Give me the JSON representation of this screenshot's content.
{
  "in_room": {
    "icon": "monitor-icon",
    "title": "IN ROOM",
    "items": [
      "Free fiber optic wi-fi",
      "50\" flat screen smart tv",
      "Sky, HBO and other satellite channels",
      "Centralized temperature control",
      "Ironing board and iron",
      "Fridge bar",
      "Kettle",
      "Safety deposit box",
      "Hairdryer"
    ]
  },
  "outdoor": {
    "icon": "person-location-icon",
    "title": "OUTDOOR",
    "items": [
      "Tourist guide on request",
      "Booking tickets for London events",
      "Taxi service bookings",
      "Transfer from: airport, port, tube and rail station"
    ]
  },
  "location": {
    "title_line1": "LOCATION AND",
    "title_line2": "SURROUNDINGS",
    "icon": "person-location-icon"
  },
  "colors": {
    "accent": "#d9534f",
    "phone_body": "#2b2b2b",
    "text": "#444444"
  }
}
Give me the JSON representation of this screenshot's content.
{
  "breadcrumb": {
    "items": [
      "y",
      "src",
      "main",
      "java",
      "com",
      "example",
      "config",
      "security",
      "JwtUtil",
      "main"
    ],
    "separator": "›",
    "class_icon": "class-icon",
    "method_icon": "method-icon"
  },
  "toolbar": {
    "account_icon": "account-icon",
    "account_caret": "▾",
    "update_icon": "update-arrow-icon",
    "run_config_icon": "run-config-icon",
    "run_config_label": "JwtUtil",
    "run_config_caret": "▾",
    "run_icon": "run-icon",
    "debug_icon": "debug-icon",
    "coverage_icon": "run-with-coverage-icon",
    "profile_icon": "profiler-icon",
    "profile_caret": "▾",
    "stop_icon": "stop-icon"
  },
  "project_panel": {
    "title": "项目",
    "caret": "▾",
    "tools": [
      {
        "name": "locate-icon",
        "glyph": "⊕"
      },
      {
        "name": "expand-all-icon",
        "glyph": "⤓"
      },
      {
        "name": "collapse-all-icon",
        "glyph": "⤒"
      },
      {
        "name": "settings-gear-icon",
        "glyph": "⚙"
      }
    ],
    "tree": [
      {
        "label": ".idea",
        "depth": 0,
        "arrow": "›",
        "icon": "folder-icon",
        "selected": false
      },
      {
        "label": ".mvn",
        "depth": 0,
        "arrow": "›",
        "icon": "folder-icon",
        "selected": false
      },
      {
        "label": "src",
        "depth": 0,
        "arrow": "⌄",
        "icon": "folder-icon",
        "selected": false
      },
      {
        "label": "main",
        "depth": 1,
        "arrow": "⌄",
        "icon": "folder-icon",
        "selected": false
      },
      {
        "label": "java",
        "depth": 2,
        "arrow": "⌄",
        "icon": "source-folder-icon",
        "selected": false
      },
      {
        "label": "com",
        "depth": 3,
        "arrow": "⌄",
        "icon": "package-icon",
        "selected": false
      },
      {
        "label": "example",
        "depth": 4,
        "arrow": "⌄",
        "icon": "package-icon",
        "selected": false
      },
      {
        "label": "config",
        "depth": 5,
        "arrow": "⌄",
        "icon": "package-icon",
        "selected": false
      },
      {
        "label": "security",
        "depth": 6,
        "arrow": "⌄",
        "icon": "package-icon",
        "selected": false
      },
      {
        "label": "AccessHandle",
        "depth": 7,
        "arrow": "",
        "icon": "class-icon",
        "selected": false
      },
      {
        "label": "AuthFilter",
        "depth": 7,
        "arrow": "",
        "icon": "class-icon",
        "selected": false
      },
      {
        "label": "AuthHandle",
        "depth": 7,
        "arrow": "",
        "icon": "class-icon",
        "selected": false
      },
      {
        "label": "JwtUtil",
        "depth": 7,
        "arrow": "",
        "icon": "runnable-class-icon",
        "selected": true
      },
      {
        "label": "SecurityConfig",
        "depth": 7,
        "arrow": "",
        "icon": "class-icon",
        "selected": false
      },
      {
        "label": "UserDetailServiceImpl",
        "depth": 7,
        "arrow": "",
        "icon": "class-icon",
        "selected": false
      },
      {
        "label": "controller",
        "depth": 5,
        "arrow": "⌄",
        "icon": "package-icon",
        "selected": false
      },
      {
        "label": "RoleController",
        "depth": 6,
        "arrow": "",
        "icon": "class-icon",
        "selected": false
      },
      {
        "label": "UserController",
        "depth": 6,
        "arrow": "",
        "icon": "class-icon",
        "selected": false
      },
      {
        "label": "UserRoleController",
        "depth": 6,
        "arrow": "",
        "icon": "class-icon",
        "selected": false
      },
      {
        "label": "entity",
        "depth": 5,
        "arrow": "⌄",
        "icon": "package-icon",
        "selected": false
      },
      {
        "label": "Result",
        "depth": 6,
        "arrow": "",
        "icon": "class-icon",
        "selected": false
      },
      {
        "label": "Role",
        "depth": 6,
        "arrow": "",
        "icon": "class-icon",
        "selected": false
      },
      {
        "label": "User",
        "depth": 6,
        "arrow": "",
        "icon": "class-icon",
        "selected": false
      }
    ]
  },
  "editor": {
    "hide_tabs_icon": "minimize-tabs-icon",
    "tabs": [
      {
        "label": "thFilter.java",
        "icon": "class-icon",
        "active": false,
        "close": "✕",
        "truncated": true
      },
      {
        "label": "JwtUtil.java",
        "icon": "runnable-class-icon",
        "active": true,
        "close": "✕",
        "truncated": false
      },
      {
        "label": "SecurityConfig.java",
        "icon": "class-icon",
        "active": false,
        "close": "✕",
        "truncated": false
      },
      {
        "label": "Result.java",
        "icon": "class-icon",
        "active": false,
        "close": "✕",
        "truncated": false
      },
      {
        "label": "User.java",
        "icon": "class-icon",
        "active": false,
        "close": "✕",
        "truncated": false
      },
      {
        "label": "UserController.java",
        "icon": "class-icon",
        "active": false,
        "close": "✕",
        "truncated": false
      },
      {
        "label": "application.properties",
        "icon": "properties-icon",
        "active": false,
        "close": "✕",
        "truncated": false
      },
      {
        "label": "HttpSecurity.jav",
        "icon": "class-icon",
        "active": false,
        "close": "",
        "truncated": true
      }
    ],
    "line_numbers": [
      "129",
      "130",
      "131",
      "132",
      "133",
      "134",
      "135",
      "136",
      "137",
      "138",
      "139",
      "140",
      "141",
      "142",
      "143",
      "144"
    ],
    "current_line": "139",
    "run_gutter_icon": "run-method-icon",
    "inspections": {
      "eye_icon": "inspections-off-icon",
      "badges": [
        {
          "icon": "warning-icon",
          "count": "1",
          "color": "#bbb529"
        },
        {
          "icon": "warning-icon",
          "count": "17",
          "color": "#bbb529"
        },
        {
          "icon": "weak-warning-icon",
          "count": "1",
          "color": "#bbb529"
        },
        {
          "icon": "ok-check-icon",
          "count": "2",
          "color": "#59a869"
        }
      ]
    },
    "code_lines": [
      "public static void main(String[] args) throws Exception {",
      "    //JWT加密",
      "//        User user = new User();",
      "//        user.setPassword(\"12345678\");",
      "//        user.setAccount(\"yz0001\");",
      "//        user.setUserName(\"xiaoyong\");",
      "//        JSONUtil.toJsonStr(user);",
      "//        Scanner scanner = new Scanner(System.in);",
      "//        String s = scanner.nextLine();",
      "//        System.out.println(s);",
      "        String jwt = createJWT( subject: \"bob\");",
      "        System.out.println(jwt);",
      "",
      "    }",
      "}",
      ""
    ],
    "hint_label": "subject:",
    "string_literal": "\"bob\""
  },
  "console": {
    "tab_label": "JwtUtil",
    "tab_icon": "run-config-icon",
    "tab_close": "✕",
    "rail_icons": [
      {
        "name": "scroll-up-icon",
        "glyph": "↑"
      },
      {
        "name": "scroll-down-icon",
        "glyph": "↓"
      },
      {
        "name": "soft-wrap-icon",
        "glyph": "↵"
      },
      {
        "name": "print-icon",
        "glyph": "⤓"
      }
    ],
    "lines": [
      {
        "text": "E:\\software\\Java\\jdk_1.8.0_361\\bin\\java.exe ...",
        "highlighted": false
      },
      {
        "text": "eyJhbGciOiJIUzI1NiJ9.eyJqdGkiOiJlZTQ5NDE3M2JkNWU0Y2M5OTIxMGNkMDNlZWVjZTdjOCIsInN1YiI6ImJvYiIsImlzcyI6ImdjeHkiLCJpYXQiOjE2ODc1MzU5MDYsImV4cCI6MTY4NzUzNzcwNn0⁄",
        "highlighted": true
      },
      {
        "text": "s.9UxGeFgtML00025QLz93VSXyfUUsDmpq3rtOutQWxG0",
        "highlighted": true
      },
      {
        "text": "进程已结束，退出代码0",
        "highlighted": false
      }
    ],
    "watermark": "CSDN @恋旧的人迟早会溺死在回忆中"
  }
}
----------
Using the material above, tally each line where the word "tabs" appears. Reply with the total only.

2